Starting with the line that includes "Decode this image", write out every remaining line of the records below exactly as it appears, leaving out any images.
Top of SOURCE DATA
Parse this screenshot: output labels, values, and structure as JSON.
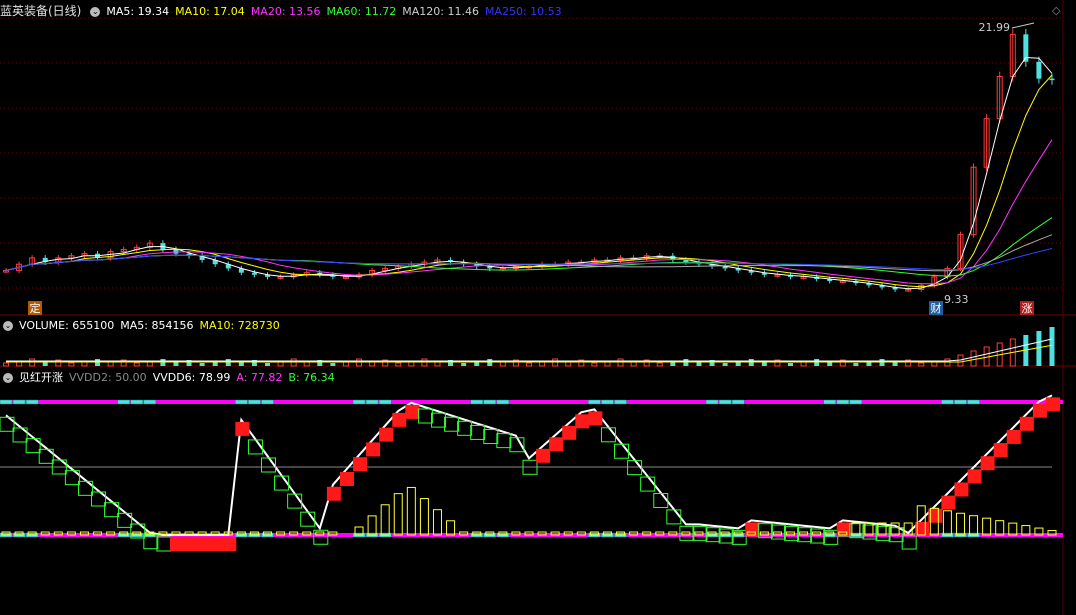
{
  "price_panel": {
    "title": "蓝英装备(日线)",
    "ma_labels": [
      {
        "text": "MA5: 19.34",
        "color": "#ffffff"
      },
      {
        "text": "MA10: 17.04",
        "color": "#ffff00"
      },
      {
        "text": "MA20: 13.56",
        "color": "#ff33ff"
      },
      {
        "text": "MA60: 11.72",
        "color": "#33ff33"
      },
      {
        "text": "MA120: 11.46",
        "color": "#cccccc"
      },
      {
        "text": "MA250: 10.53",
        "color": "#3333ff"
      }
    ],
    "high_label": "21.99",
    "low_label": "9.33",
    "badge_left": "定",
    "badge_mid": "财",
    "badge_right": "涨",
    "diamond_icon": "◇"
  },
  "volume_panel": {
    "title": "VOLUME: 655100",
    "ma5": "MA5: 854156",
    "ma10": "MA10: 728730",
    "colors": {
      "title": "#ffffff",
      "ma5": "#ffffff",
      "ma10": "#ffff00"
    }
  },
  "indicator_panel": {
    "title": "见红开涨",
    "labels": [
      {
        "text": "VVDD2: 50.00",
        "color": "#888888"
      },
      {
        "text": "VVDD6: 78.99",
        "color": "#ffffff"
      },
      {
        "text": "A: 77.82",
        "color": "#ff33ff"
      },
      {
        "text": "B: 76.34",
        "color": "#33ff33"
      }
    ]
  },
  "chart_data": {
    "type": "candlestick",
    "ylim": [
      9.33,
      21.99
    ],
    "closes": [
      10.3,
      10.6,
      10.9,
      10.7,
      10.9,
      11.0,
      11.1,
      10.9,
      11.2,
      11.3,
      11.4,
      11.6,
      11.3,
      11.1,
      11.0,
      10.8,
      10.6,
      10.4,
      10.2,
      10.1,
      10.0,
      10.0,
      10.1,
      10.2,
      10.1,
      10.0,
      10.0,
      10.1,
      10.3,
      10.4,
      10.5,
      10.6,
      10.7,
      10.8,
      10.7,
      10.6,
      10.5,
      10.4,
      10.4,
      10.5,
      10.5,
      10.6,
      10.6,
      10.7,
      10.7,
      10.8,
      10.8,
      10.9,
      10.9,
      11.0,
      11.0,
      10.8,
      10.7,
      10.6,
      10.5,
      10.4,
      10.3,
      10.2,
      10.1,
      10.1,
      10.0,
      10.0,
      9.9,
      9.8,
      9.8,
      9.7,
      9.6,
      9.5,
      9.4,
      9.4,
      9.6,
      10.0,
      10.4,
      12.0,
      15.2,
      17.5,
      19.5,
      21.5,
      20.2,
      19.4,
      19.34
    ],
    "ma_series": [
      "MA5",
      "MA10",
      "MA20",
      "MA60",
      "MA120",
      "MA250"
    ]
  }
}
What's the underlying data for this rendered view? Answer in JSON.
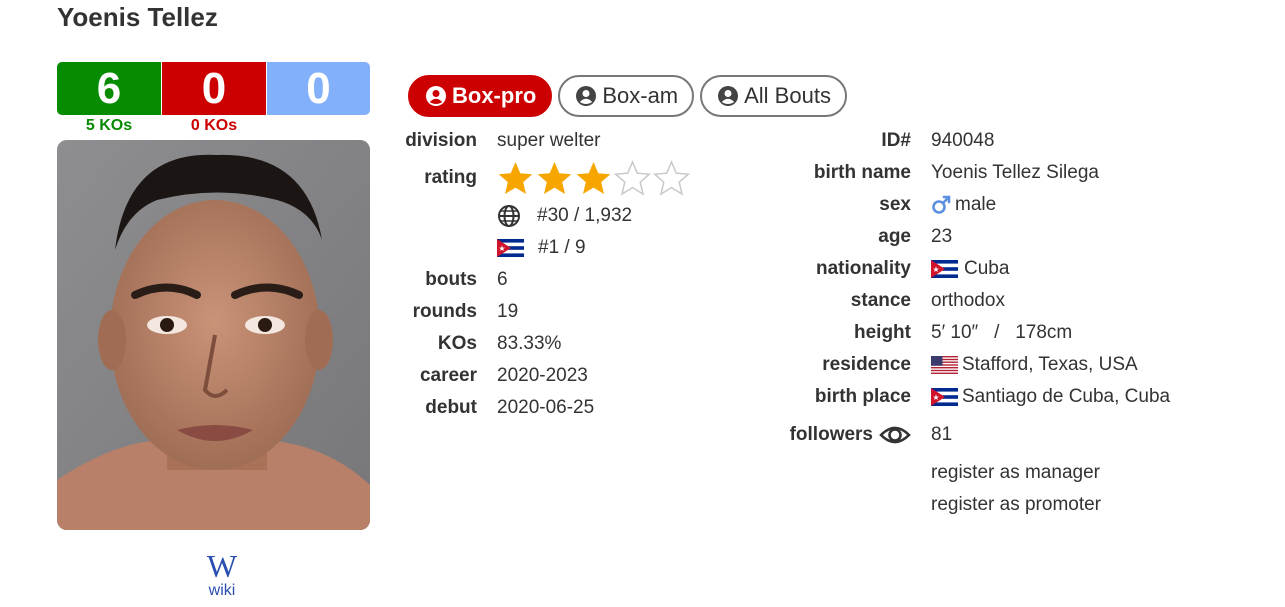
{
  "boxer": {
    "name": "Yoenis Tellez"
  },
  "record": {
    "wins": "6",
    "losses": "0",
    "draws": "0",
    "win_kos": "5 KOs",
    "loss_kos": "0 KOs"
  },
  "wiki": {
    "glyph": "W",
    "label": "wiki"
  },
  "tabs": [
    {
      "label": "Box-pro",
      "active": true
    },
    {
      "label": "Box-am",
      "active": false
    },
    {
      "label": "All Bouts",
      "active": false
    }
  ],
  "left": {
    "division_label": "division",
    "division": "super welter",
    "rating_label": "rating",
    "rating_stars": 3,
    "rating_max": 5,
    "world_rank": "#30 / 1,932",
    "country_rank": "#1 / 9",
    "bouts_label": "bouts",
    "bouts": "6",
    "rounds_label": "rounds",
    "rounds": "19",
    "kos_label": "KOs",
    "kos": "83.33%",
    "career_label": "career",
    "career": "2020-2023",
    "debut_label": "debut",
    "debut": "2020-06-25"
  },
  "right": {
    "id_label": "ID#",
    "id": "940048",
    "birth_name_label": "birth name",
    "birth_name": "Yoenis Tellez Silega",
    "sex_label": "sex",
    "sex": "male",
    "age_label": "age",
    "age": "23",
    "nationality_label": "nationality",
    "nationality": "Cuba",
    "stance_label": "stance",
    "stance": "orthodox",
    "height_label": "height",
    "height": "5′ 10″   /   178cm",
    "residence_label": "residence",
    "residence": "Stafford, Texas, USA",
    "birth_place_label": "birth place",
    "birth_place": "Santiago de Cuba, Cuba",
    "followers_label": "followers",
    "followers": "81",
    "register_manager": "register as manager",
    "register_promoter": "register as promoter"
  },
  "colors": {
    "win": "#078b00",
    "loss": "#cc0000",
    "draw": "#83b0fb",
    "star": "#f7a600",
    "link": "#a8161f"
  },
  "icons": [
    "user-circle-icon",
    "globe-icon",
    "cuba-flag-icon",
    "usa-flag-icon",
    "male-symbol-icon",
    "eye-icon",
    "star-icon",
    "wikipedia-icon"
  ]
}
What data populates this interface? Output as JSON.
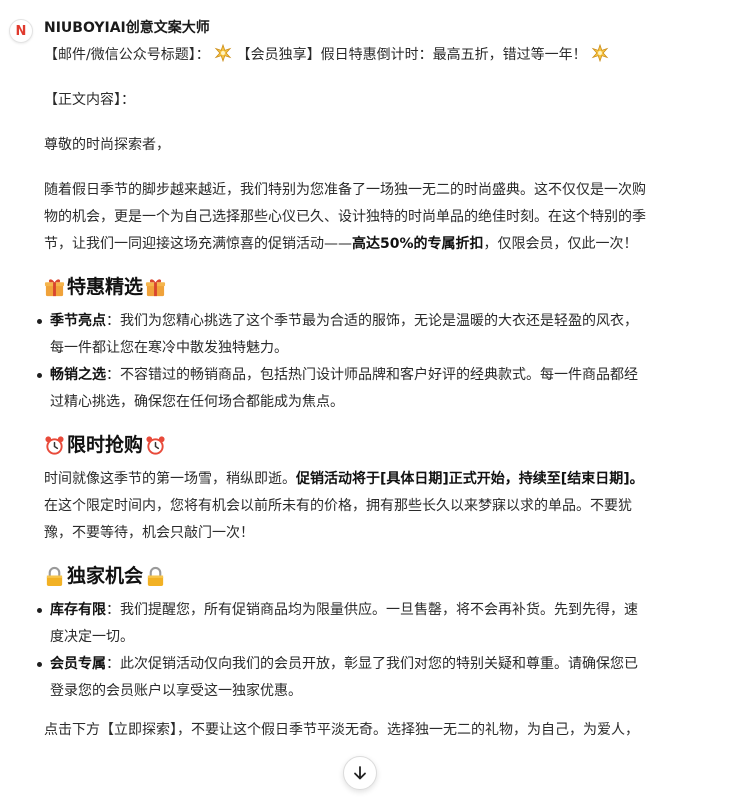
{
  "bot": {
    "avatar_letter": "N",
    "name": "NIUBOYIAI创意文案大师"
  },
  "message": {
    "title_prefix": "【邮件/微信公众号标题】：",
    "title_text": "【会员独享】假日特惠倒计时：最高五折，错过等一年！",
    "body_label": "【正文内容】：",
    "greeting": "尊敬的时尚探索者，",
    "intro_lines": [
      "随着假日季节的脚步越来越近，我们特别为您准备了一场独一无二的时尚盛典。这不仅仅是一次购",
      "物的机会，更是一个为自己选择那些心仪已久、设计独特的时尚单品的绝佳时刻。在这个特别的季"
    ],
    "intro_last_before": "节，让我们一同迎接这场充满惊喜的促销活动——",
    "intro_last_bold": "高达50%的专属折扣",
    "intro_last_after": "，仅限会员，仅此一次！",
    "sections": [
      {
        "title": "特惠精选",
        "icon": "gift-icon",
        "items": [
          {
            "label": "季节亮点",
            "line1": "：我们为您精心挑选了这个季节最为合适的服饰，无论是温暖的大衣还是轻盈的风衣，",
            "line2": "每一件都让您在寒冷中散发独特魅力。"
          },
          {
            "label": "畅销之选",
            "line1": "：不容错过的畅销商品，包括热门设计师品牌和客户好评的经典款式。每一件商品都经",
            "line2": "过精心挑选，确保您在任何场合都能成为焦点。"
          }
        ]
      },
      {
        "title": "限时抢购",
        "icon": "alarm-clock-icon",
        "para_line1_plain": "时间就像这季节的第一场雪，稍纵即逝。",
        "para_line1_bold": "促销活动将于[具体日期]正式开始，持续至[结束日期]。",
        "para_line2": "在这个限定时间内，您将有机会以前所未有的价格，拥有那些长久以来梦寐以求的单品。不要犹",
        "para_line3": "豫，不要等待，机会只敲门一次！"
      },
      {
        "title": "独家机会",
        "icon": "lock-icon",
        "items": [
          {
            "label": "库存有限",
            "line1": "：我们提醒您，所有促销商品均为限量供应。一旦售罄，将不会再补货。先到先得，速",
            "line2": "度决定一切。"
          },
          {
            "label": "会员专属",
            "line1": "：此次促销活动仅向我们的会员开放，彰显了我们对您的特别关疑和尊重。请确保您已",
            "line2": "登录您的会员账户以享受这一独家优惠。"
          }
        ]
      }
    ],
    "closing_line": "点击下方【立即探索】，不要让这个假日季节平淡无奇。选择独一无二的礼物，为自己，为爱人，"
  },
  "colors": {
    "avatar_red": "#e03a2e",
    "gift": "#f0a23a",
    "clock_red": "#e84a3a",
    "lock_gold": "#f2b124"
  }
}
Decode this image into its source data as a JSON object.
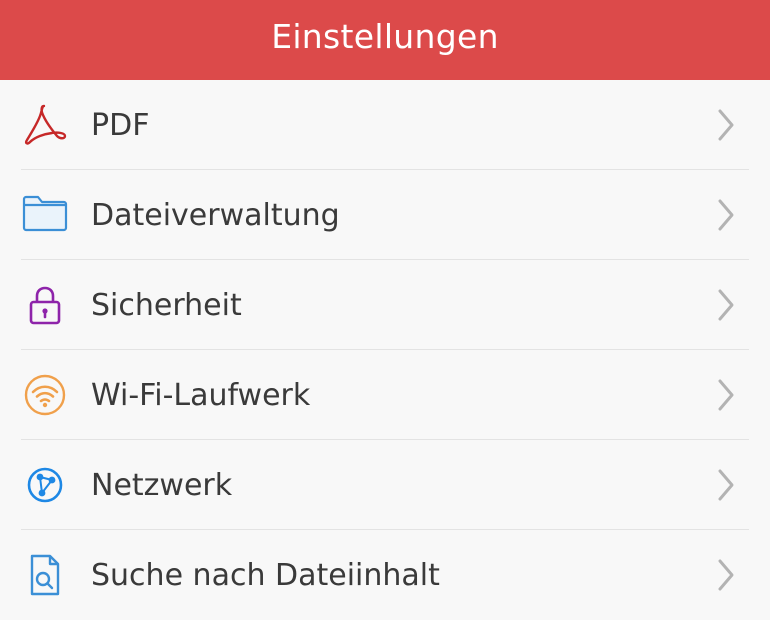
{
  "header": {
    "title": "Einstellungen"
  },
  "settings": {
    "items": [
      {
        "label": "PDF",
        "icon": "pdf-icon",
        "color": "#c62828"
      },
      {
        "label": "Dateiverwaltung",
        "icon": "folder-icon",
        "color": "#3b8fd6"
      },
      {
        "label": "Sicherheit",
        "icon": "lock-icon",
        "color": "#8e24aa"
      },
      {
        "label": "Wi-Fi-Laufwerk",
        "icon": "wifi-icon",
        "color": "#f0a04b"
      },
      {
        "label": "Netzwerk",
        "icon": "network-icon",
        "color": "#1e88e5"
      },
      {
        "label": "Suche nach Dateiinhalt",
        "icon": "search-file-icon",
        "color": "#3b8fd6"
      }
    ]
  },
  "colors": {
    "header_bg": "#dc4a4a",
    "chevron": "#b3b3b3",
    "separator": "#e3e3e3"
  }
}
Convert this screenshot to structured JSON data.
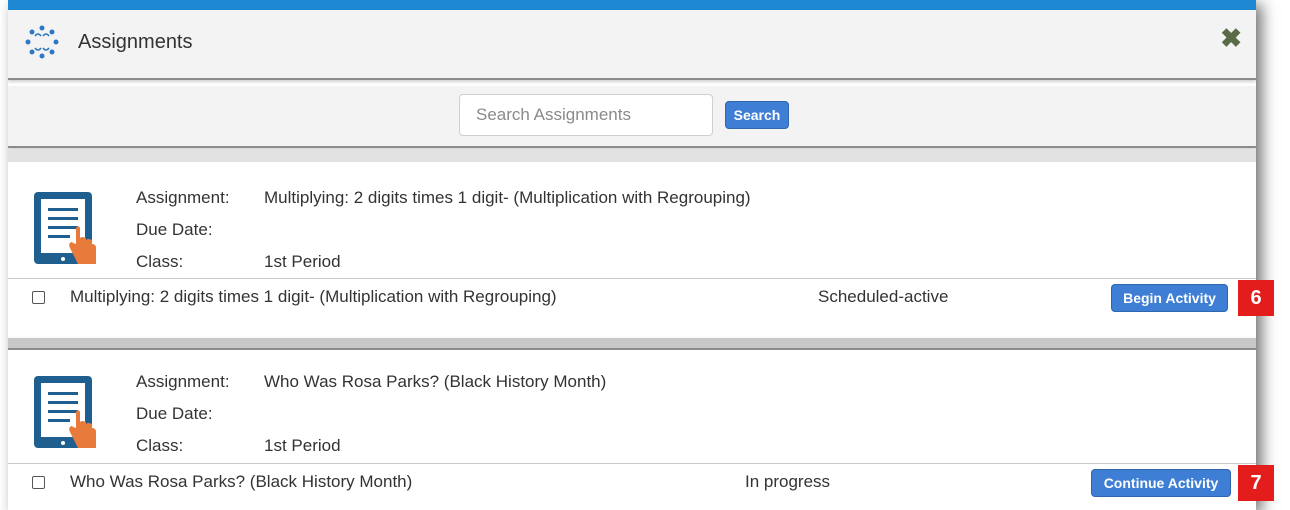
{
  "window": {
    "title": "Assignments",
    "close_icon": "close-x-icon",
    "accent_color": "#1e88d4"
  },
  "search": {
    "placeholder": "Search Assignments",
    "value": "",
    "button_label": "Search"
  },
  "labels": {
    "assignment": "Assignment:",
    "due_date": "Due Date:",
    "class": "Class:"
  },
  "assignments": [
    {
      "icon": "tablet-document-icon",
      "assignment": "Multiplying: 2 digits times 1 digit- (Multiplication with Regrouping)",
      "due_date": "",
      "class": "1st Period",
      "activity_title": "Multiplying: 2 digits times 1 digit- (Multiplication with Regrouping)",
      "status": "Scheduled-active",
      "button_label": "Begin Activity",
      "callout": "6"
    },
    {
      "icon": "tablet-document-icon",
      "assignment": "Who Was Rosa Parks? (Black History Month)",
      "due_date": "",
      "class": "1st Period",
      "activity_title": "Who Was Rosa Parks? (Black History Month)",
      "status": "In progress",
      "button_label": "Continue Activity",
      "callout": "7"
    }
  ],
  "colors": {
    "button": "#3e7ed4",
    "callout": "#e31c1c",
    "icon_frame": "#1f5f8f",
    "hand": "#e87a3c"
  }
}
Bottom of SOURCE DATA
TASK RESULT:
Decode this image into its source data as a JSON object.
{
  "header": {
    "title": "Einstellungen"
  },
  "settings": {
    "items": [
      {
        "label": "PDF",
        "icon": "pdf-icon",
        "color": "#c62828"
      },
      {
        "label": "Dateiverwaltung",
        "icon": "folder-icon",
        "color": "#3b8fd6"
      },
      {
        "label": "Sicherheit",
        "icon": "lock-icon",
        "color": "#8e24aa"
      },
      {
        "label": "Wi-Fi-Laufwerk",
        "icon": "wifi-icon",
        "color": "#f0a04b"
      },
      {
        "label": "Netzwerk",
        "icon": "network-icon",
        "color": "#1e88e5"
      },
      {
        "label": "Suche nach Dateiinhalt",
        "icon": "search-file-icon",
        "color": "#3b8fd6"
      }
    ]
  },
  "colors": {
    "header_bg": "#dc4a4a",
    "chevron": "#b3b3b3",
    "separator": "#e3e3e3"
  }
}
Convert this screenshot to structured JSON data.
{
  "window": {
    "title": "Assignments",
    "close_icon": "close-x-icon",
    "accent_color": "#1e88d4"
  },
  "search": {
    "placeholder": "Search Assignments",
    "value": "",
    "button_label": "Search"
  },
  "labels": {
    "assignment": "Assignment:",
    "due_date": "Due Date:",
    "class": "Class:"
  },
  "assignments": [
    {
      "icon": "tablet-document-icon",
      "assignment": "Multiplying: 2 digits times 1 digit- (Multiplication with Regrouping)",
      "due_date": "",
      "class": "1st Period",
      "activity_title": "Multiplying: 2 digits times 1 digit- (Multiplication with Regrouping)",
      "status": "Scheduled-active",
      "button_label": "Begin Activity",
      "callout": "6"
    },
    {
      "icon": "tablet-document-icon",
      "assignment": "Who Was Rosa Parks? (Black History Month)",
      "due_date": "",
      "class": "1st Period",
      "activity_title": "Who Was Rosa Parks? (Black History Month)",
      "status": "In progress",
      "button_label": "Continue Activity",
      "callout": "7"
    }
  ],
  "colors": {
    "button": "#3e7ed4",
    "callout": "#e31c1c",
    "icon_frame": "#1f5f8f",
    "hand": "#e87a3c"
  }
}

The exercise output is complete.